═══ Data section

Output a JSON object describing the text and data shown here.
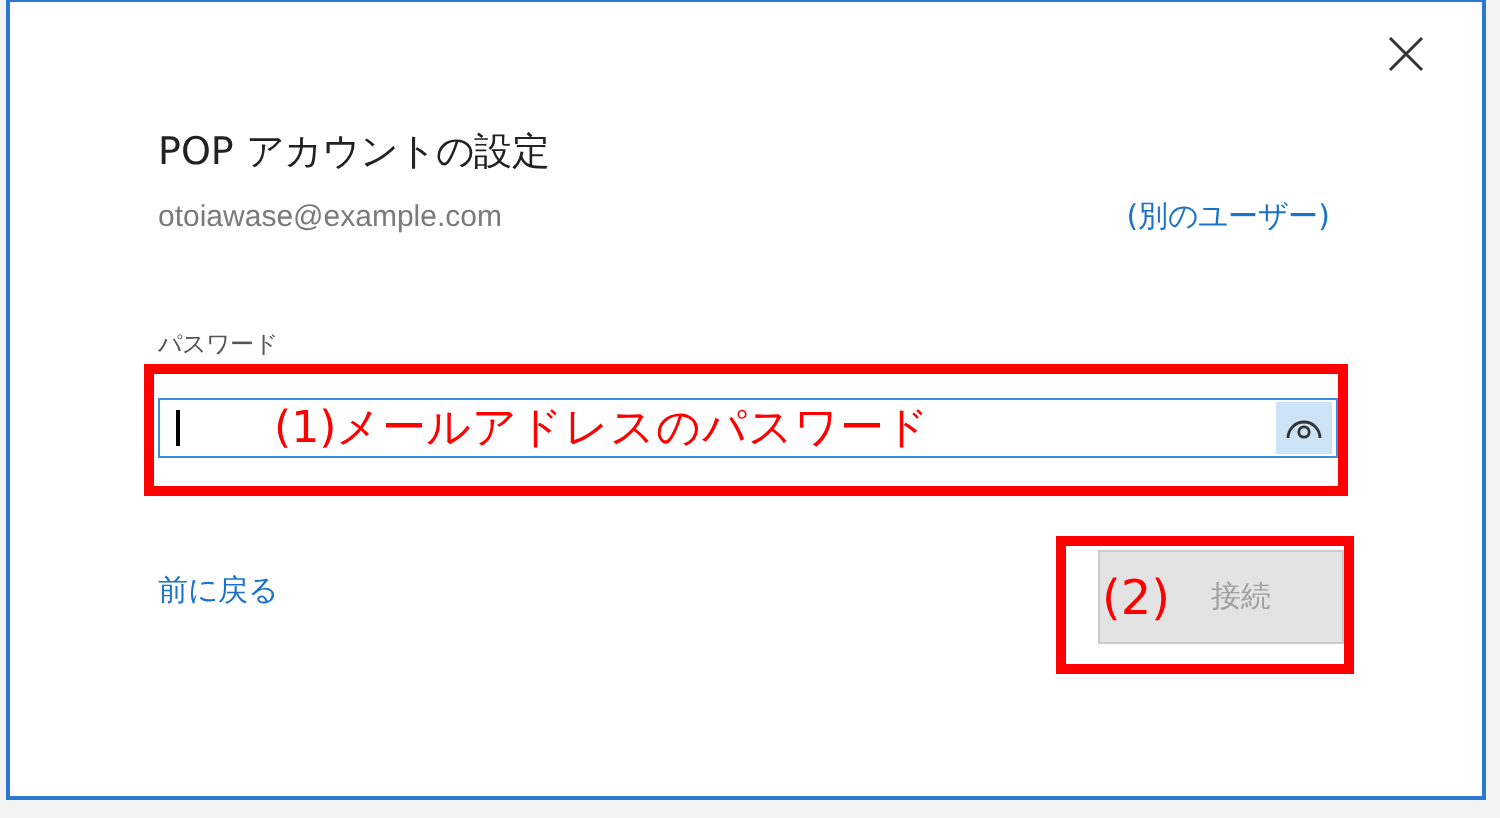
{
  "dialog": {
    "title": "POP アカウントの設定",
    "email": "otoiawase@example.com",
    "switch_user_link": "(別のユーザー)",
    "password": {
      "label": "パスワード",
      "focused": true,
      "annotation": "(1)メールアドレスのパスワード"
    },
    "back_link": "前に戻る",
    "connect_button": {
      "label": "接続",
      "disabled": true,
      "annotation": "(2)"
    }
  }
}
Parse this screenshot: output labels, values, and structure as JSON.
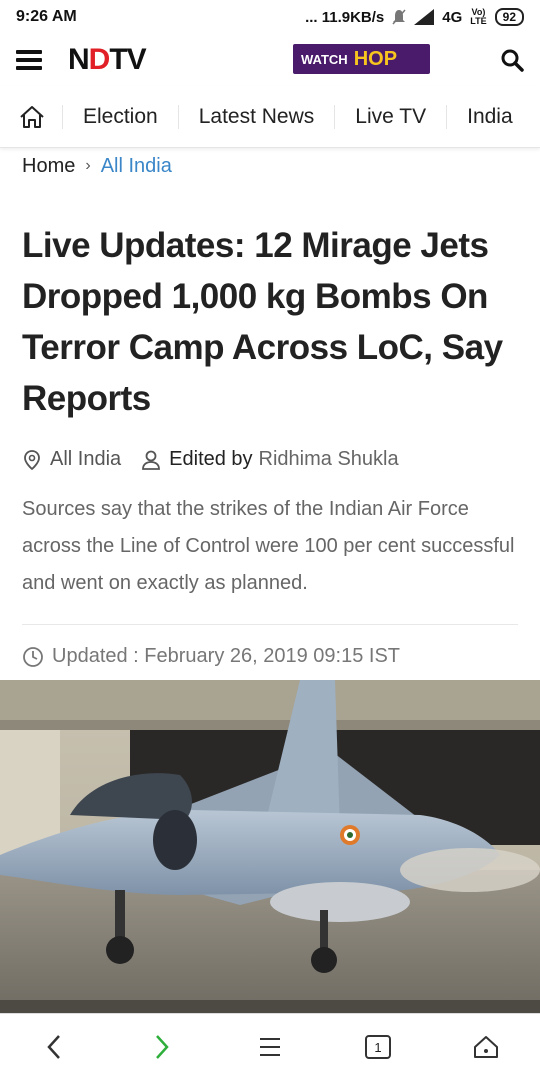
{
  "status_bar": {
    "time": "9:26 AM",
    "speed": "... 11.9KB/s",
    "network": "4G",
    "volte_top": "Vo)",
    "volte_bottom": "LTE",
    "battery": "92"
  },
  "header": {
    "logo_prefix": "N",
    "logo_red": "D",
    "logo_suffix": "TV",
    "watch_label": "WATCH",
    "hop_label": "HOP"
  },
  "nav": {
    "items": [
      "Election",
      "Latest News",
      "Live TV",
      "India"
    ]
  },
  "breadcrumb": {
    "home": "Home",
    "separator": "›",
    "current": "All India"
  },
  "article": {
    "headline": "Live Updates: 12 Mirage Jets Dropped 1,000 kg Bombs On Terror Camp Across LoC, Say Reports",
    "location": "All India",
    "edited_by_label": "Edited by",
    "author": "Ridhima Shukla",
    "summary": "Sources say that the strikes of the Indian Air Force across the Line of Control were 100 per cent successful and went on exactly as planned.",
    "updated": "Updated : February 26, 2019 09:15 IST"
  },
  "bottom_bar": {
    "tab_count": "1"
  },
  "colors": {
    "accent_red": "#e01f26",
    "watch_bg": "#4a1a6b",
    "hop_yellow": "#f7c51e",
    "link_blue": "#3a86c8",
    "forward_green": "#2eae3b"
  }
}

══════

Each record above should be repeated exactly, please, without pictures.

Output a JSON object describing the text and data shown here.
{
  "dialog": {
    "title": "POP アカウントの設定",
    "email": "otoiawase@example.com",
    "switch_user_link": "(別のユーザー)",
    "password": {
      "label": "パスワード",
      "focused": true,
      "annotation": "(1)メールアドレスのパスワード"
    },
    "back_link": "前に戻る",
    "connect_button": {
      "label": "接続",
      "disabled": true,
      "annotation": "(2)"
    }
  }
}
Parse this screenshot: output labels, values, and structure as JSON.
{
  "status_bar": {
    "time": "9:26 AM",
    "speed": "... 11.9KB/s",
    "network": "4G",
    "volte_top": "Vo)",
    "volte_bottom": "LTE",
    "battery": "92"
  },
  "header": {
    "logo_prefix": "N",
    "logo_red": "D",
    "logo_suffix": "TV",
    "watch_label": "WATCH",
    "hop_label": "HOP"
  },
  "nav": {
    "items": [
      "Election",
      "Latest News",
      "Live TV",
      "India"
    ]
  },
  "breadcrumb": {
    "home": "Home",
    "separator": "›",
    "current": "All India"
  },
  "article": {
    "headline": "Live Updates: 12 Mirage Jets Dropped 1,000 kg Bombs On Terror Camp Across LoC, Say Reports",
    "location": "All India",
    "edited_by_label": "Edited by",
    "author": "Ridhima Shukla",
    "summary": "Sources say that the strikes of the Indian Air Force across the Line of Control were 100 per cent successful and went on exactly as planned.",
    "updated": "Updated : February 26, 2019 09:15 IST"
  },
  "bottom_bar": {
    "tab_count": "1"
  },
  "colors": {
    "accent_red": "#e01f26",
    "watch_bg": "#4a1a6b",
    "hop_yellow": "#f7c51e",
    "link_blue": "#3a86c8",
    "forward_green": "#2eae3b"
  }
}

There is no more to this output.